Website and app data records
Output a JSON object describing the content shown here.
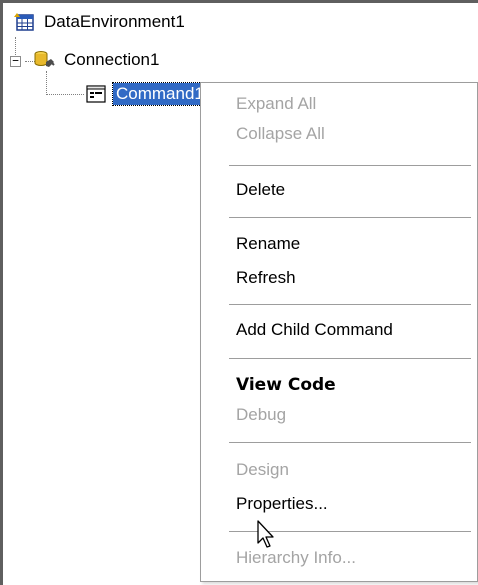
{
  "tree": {
    "root_label": "DataEnvironment1",
    "connection_label": "Connection1",
    "command_label": "Command1",
    "expander_glyph": "−"
  },
  "context_menu": {
    "items": [
      {
        "label": "Expand All",
        "state": "disabled"
      },
      {
        "label": "Collapse All",
        "state": "disabled"
      },
      {
        "label": "Delete",
        "state": "enabled"
      },
      {
        "label": "Rename",
        "state": "enabled"
      },
      {
        "label": "Refresh",
        "state": "enabled"
      },
      {
        "label": "Add Child Command",
        "state": "enabled"
      },
      {
        "label": "View Code",
        "state": "default"
      },
      {
        "label": "Debug",
        "state": "disabled"
      },
      {
        "label": "Design",
        "state": "disabled"
      },
      {
        "label": "Properties...",
        "state": "enabled"
      },
      {
        "label": "Hierarchy Info...",
        "state": "disabled"
      }
    ]
  },
  "colors": {
    "selection": "#316ac5",
    "disabled_text": "#a4a4a4"
  }
}
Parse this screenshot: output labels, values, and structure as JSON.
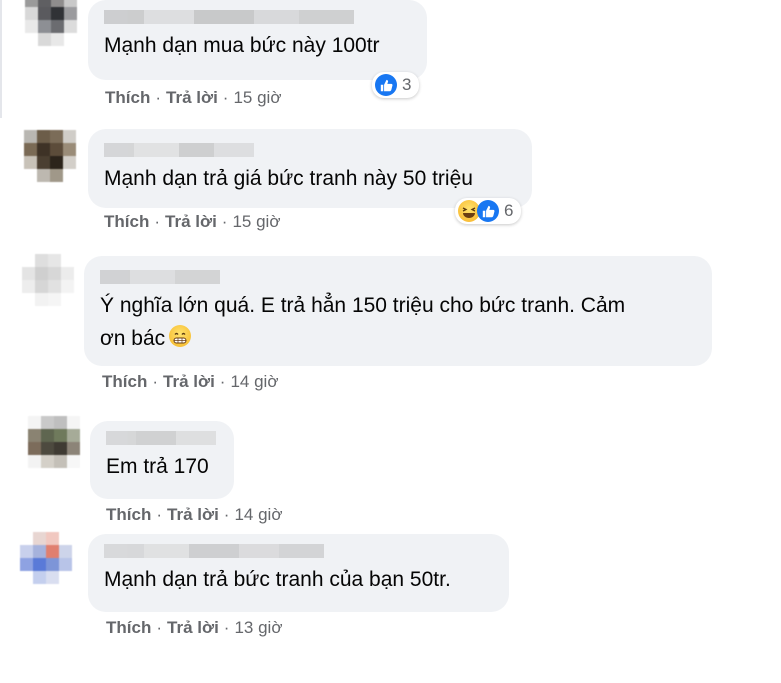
{
  "colors": {
    "bubble": "#f0f2f5",
    "meta": "#65676b",
    "like": "#1877f2"
  },
  "comments": [
    {
      "text": "Mạnh dạn mua bức này 100tr",
      "like": "Thích",
      "reply": "Trả lời",
      "time": "15 giờ",
      "reaction_count": "3",
      "reactions": [
        "like-icon"
      ]
    },
    {
      "text": "Mạnh dạn trả giá bức tranh này 50 triệu",
      "like": "Thích",
      "reply": "Trả lời",
      "time": "15 giờ",
      "reaction_count": "6",
      "reactions": [
        "haha-icon",
        "like-icon"
      ]
    },
    {
      "text": "Ý nghĩa lớn quá. E trả hẳn 150 triệu cho bức tranh. Cảm",
      "text2": "ơn bác",
      "emoji": "grinning-face-icon",
      "like": "Thích",
      "reply": "Trả lời",
      "time": "14 giờ"
    },
    {
      "text": "Em trả 170",
      "like": "Thích",
      "reply": "Trả lời",
      "time": "14 giờ"
    },
    {
      "text": "Mạnh dạn trả bức tranh của bạn 50tr.",
      "like": "Thích",
      "reply": "Trả lời",
      "time": "13 giờ"
    }
  ]
}
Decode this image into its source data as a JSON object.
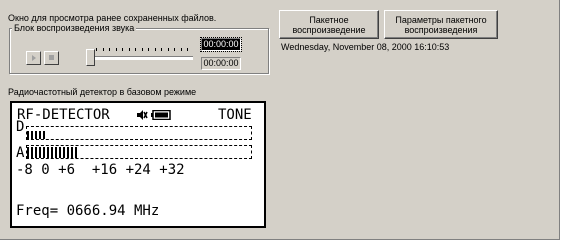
{
  "saved_files_label": "Окно для просмотра ранее сохраненных файлов.",
  "playback_group": {
    "legend": "Блок воспроизведения звука",
    "play_icon": "play-icon",
    "stop_icon": "stop-icon",
    "slider_position": 0.0,
    "time_current": "00:00:00",
    "time_total": "00:00:00"
  },
  "buttons": {
    "batch_play": "Пакетное\nвоспроизведение",
    "batch_params": "Параметры пакетного\nвоспроизведения"
  },
  "datetime": "Wednesday, November 08, 2000 16:10:53",
  "detector_label": "Радиочастотный детектор в базовом режиме",
  "lcd": {
    "title_left": "RF-DETECTOR",
    "icons": "speaker-off-icon, battery-icon",
    "title_right": "TONE",
    "row_d_label": "D",
    "row_a_label": "A",
    "scale": "-8 0 +6  +16 +24 +32",
    "freq": "Freq= 0666.94 MHz",
    "d_level_bars": 5,
    "a_level_bars": 13
  }
}
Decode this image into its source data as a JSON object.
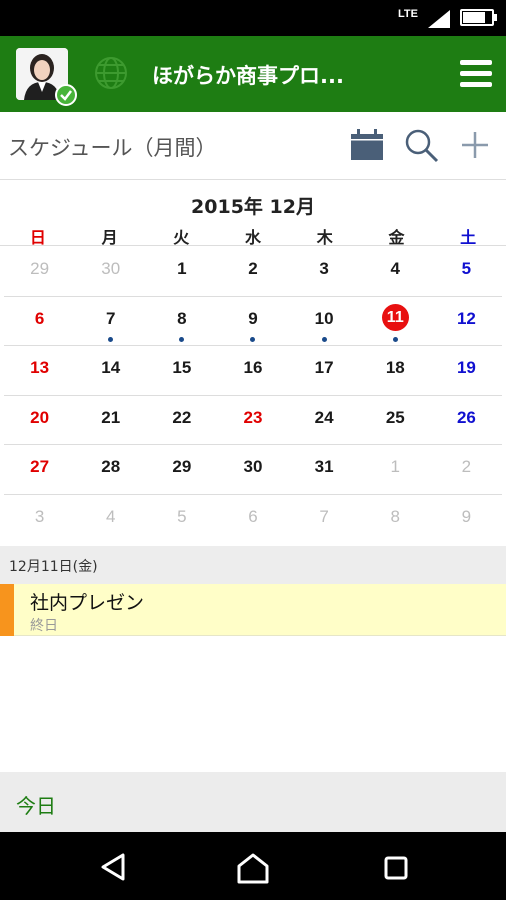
{
  "statusbar": {
    "network": "LTE",
    "battery_level": 0.8
  },
  "appbar": {
    "title": "ほがらか商事プロ..."
  },
  "header": {
    "title": "スケジュール（月間）"
  },
  "calendar": {
    "month_title": "2015年 12月",
    "weekdays": [
      "日",
      "月",
      "火",
      "水",
      "木",
      "金",
      "土"
    ],
    "weeks": [
      [
        {
          "d": "29",
          "other": true
        },
        {
          "d": "30",
          "other": true
        },
        {
          "d": "1"
        },
        {
          "d": "2"
        },
        {
          "d": "3"
        },
        {
          "d": "4"
        },
        {
          "d": "5"
        }
      ],
      [
        {
          "d": "6"
        },
        {
          "d": "7",
          "dot": true
        },
        {
          "d": "8",
          "dot": true
        },
        {
          "d": "9",
          "dot": true
        },
        {
          "d": "10",
          "dot": true
        },
        {
          "d": "11",
          "dot": true,
          "today": true
        },
        {
          "d": "12"
        }
      ],
      [
        {
          "d": "13"
        },
        {
          "d": "14"
        },
        {
          "d": "15"
        },
        {
          "d": "16"
        },
        {
          "d": "17"
        },
        {
          "d": "18"
        },
        {
          "d": "19"
        }
      ],
      [
        {
          "d": "20"
        },
        {
          "d": "21"
        },
        {
          "d": "22"
        },
        {
          "d": "23",
          "holiday": true
        },
        {
          "d": "24"
        },
        {
          "d": "25"
        },
        {
          "d": "26"
        }
      ],
      [
        {
          "d": "27"
        },
        {
          "d": "28"
        },
        {
          "d": "29"
        },
        {
          "d": "30"
        },
        {
          "d": "31"
        },
        {
          "d": "1",
          "other": true
        },
        {
          "d": "2",
          "other": true
        }
      ],
      [
        {
          "d": "3",
          "other": true
        },
        {
          "d": "4",
          "other": true
        },
        {
          "d": "5",
          "other": true
        },
        {
          "d": "6",
          "other": true
        },
        {
          "d": "7",
          "other": true
        },
        {
          "d": "8",
          "other": true
        },
        {
          "d": "9",
          "other": true
        }
      ]
    ]
  },
  "selected": {
    "date_label": "12月11日(金)",
    "events": [
      {
        "title": "社内プレゼン",
        "time": "終日",
        "color": "#f7941d"
      }
    ]
  },
  "footer": {
    "today_label": "今日"
  },
  "colors": {
    "appbar": "#1e7d13",
    "sunday": "#e00000",
    "saturday": "#1010d0",
    "today": "#e81010",
    "event_bg": "#fffec8"
  }
}
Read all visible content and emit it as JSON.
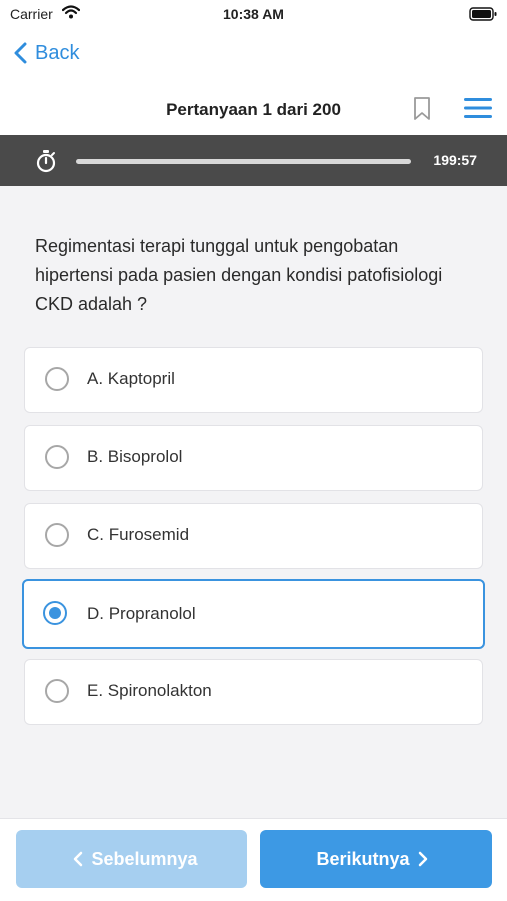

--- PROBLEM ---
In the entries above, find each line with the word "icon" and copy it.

--- RESPONSE TO THIS TASK ---
        "like-icon"
        "haha-icon",
        "like-icon"
      "emoji": "grinning-face-icon",
    "play_icon": "play-icon",
    "stop_icon": "stop-icon",
    "icons": "speaker-off-icon, battery-icon",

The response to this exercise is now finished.